With computers used in virtually every aspect of modern life this course is an excellent choice for those who see their eventual careers in computing.
An understanding of, and the ability to apply, the fundamental principle and concepts of computer science, including abstraction, decomposition, logic, algorithms and data representation. The ability to analyse problems in computational terms through practical experience of solving such problems, including writing programs to do so. The capacity for thinking creatively, innovatively, analytically, logically and critically.The capacity to see relationships between different aspects of computer science.
Component 1: Programming and System Development
- Data Structures
- Logical Operations
- Algorithms and Programming
- Principles of Programming
- Systems Analysis
- System Design
- Software Engineering
- Program Construction
- Economic, moral, legal, ethical and cultural issues relating to Computer Science.
Component 2: Computer Architecture, Data, Communication and Applications
- Hardware and Communication
- Data Transmission
- Data Representation and Data Types
- Organisation and Structure of Data
- Databases and Distributed Systems
- Operating Systems
- The need for different types of Software and their Attributes
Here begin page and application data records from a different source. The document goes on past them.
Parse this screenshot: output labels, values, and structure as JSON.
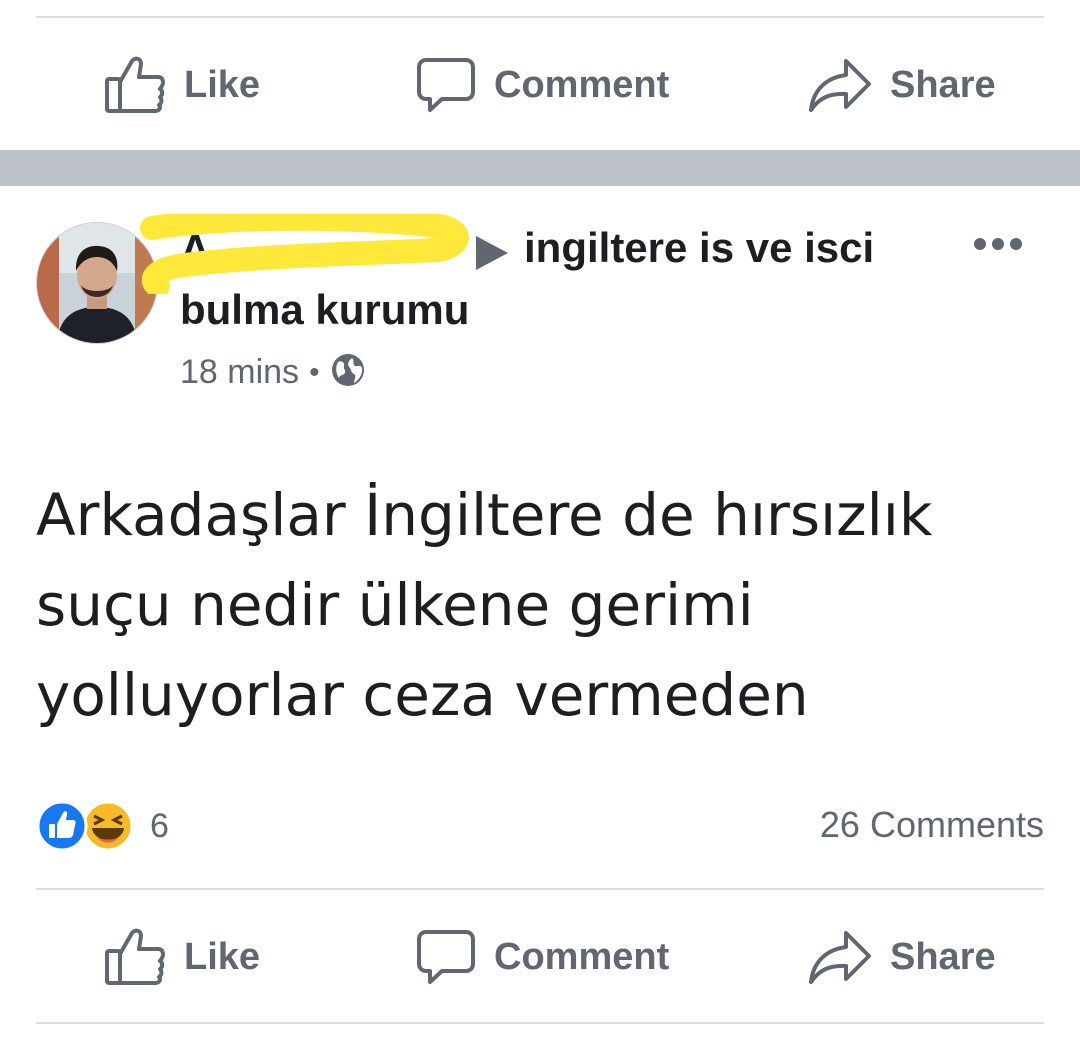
{
  "top_actions": {
    "like": "Like",
    "comment": "Comment",
    "share": "Share"
  },
  "post": {
    "author_name": "A",
    "group_line1": "ingiltere is ve isci",
    "group_line2": "bulma kurumu",
    "time": "18 mins",
    "meta_separator": "•",
    "privacy_icon": "globe-icon",
    "text_line1": "Arkadaşlar İngiltere de hırsızlık",
    "text_line2": "suçu nedir ülkene gerimi",
    "text_line3": "yolluyorlar ceza vermeden",
    "reaction_icons": [
      "like-reaction-icon",
      "haha-reaction-icon"
    ],
    "reaction_count": "6",
    "comments_count": "26 Comments"
  },
  "bottom_actions": {
    "like": "Like",
    "comment": "Comment",
    "share": "Share"
  },
  "colors": {
    "text": "#1c1e21",
    "secondary_text": "#606770",
    "divider": "#dadde1",
    "separator": "#bec3c9",
    "like_blue": "#1877f2",
    "haha_yellow": "#f7b928",
    "redaction_yellow": "#ffe83a"
  }
}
- Data Security and Integrity Processes
Component 3: Programmed Solution to a Problem
- Post-Prototype Refinement
- Software Development
Opportunities to complete 10 hours work experience and build soft skills.
- At least five GCSEs at grade C/4 or above, including English and a Grade 5 in Mathematics.
Part A: multiple choice questions.
Part B: written paper.
With computers used in virtually every aspect of modern life this course is an excellent choice for those who see their eventual careers in computing, often via a computing/IT course at university. However with such widespread use of computers the course can be valuable alongside other subjects and careers, particularly, though not exclusively, in science and engineering.
6th Form FAQs
DO YOU OFFER THE EXTENDED PROJECT QUALIFICATION (EPQ)?
- Yes, but only to Year 2 students who have demonstrated in Year 1 that they have the academic ability to cope with this extra research project.
HOW MANY A LEVEL SUBJECTS DO I NEED TO TAKE?
- You will need to choose three subjects minimum with a maximum of 4. See page 5 for more details on subject choices.
I’M INTERESTED IN A LEVELS BUT I’M NOT SURE WHICH ONES
- That’s okay! We know that deciding on A Levels can be a long process and
that you can change your mind—a lot.
When you initially apply, we’ll ask you for your options, but you’re not tied down to these subjects. We’ll confirm your final choices at a later date.
DO I HAVE TO STUDY THE SUBJECT I WANT TO STUDY AT UNIVERSITY AS AN A LEVEL?
- Not always; it depends on your chosen university course. Subjects like Medicine and Architecture have very specific entry requirements, whereas you can study Psychology or Law at university without having studied them at A Level. Check university entry requirements to see if they are asking for specific subjects.
ARE A LEVELS THE ONLY ROUTE INTO UNIVERSITY?
- No. We also offer Level 3 BTEC Extended Diplomas, which are the equivalent to three A Levels and many universities accept them as an alternative.
CAN I STUDY 3 A LEVELS AND BE A PART OF THE ACADEMY OF SPORT PROGRAMME?
- Yes. Visit the Academy of Sport pages for more information.
CAN I STUDY A DIPLOMA IN SPORT AND ONE A LEVEL?
- Yes, but it is only recommended for high-performing students due to the demands that both courses will place on timetable and ability. We will need to ensure that your combination is suitable for future progression and doesn’t clash on the timetable.
Whilst every effort is made to ensure that the information contained on this website is correct, the College accepts no liability for any errors or omissions. Please note that details are subject to change without notice with regard to the provision of courses, course times and dates and the fees and charges levied.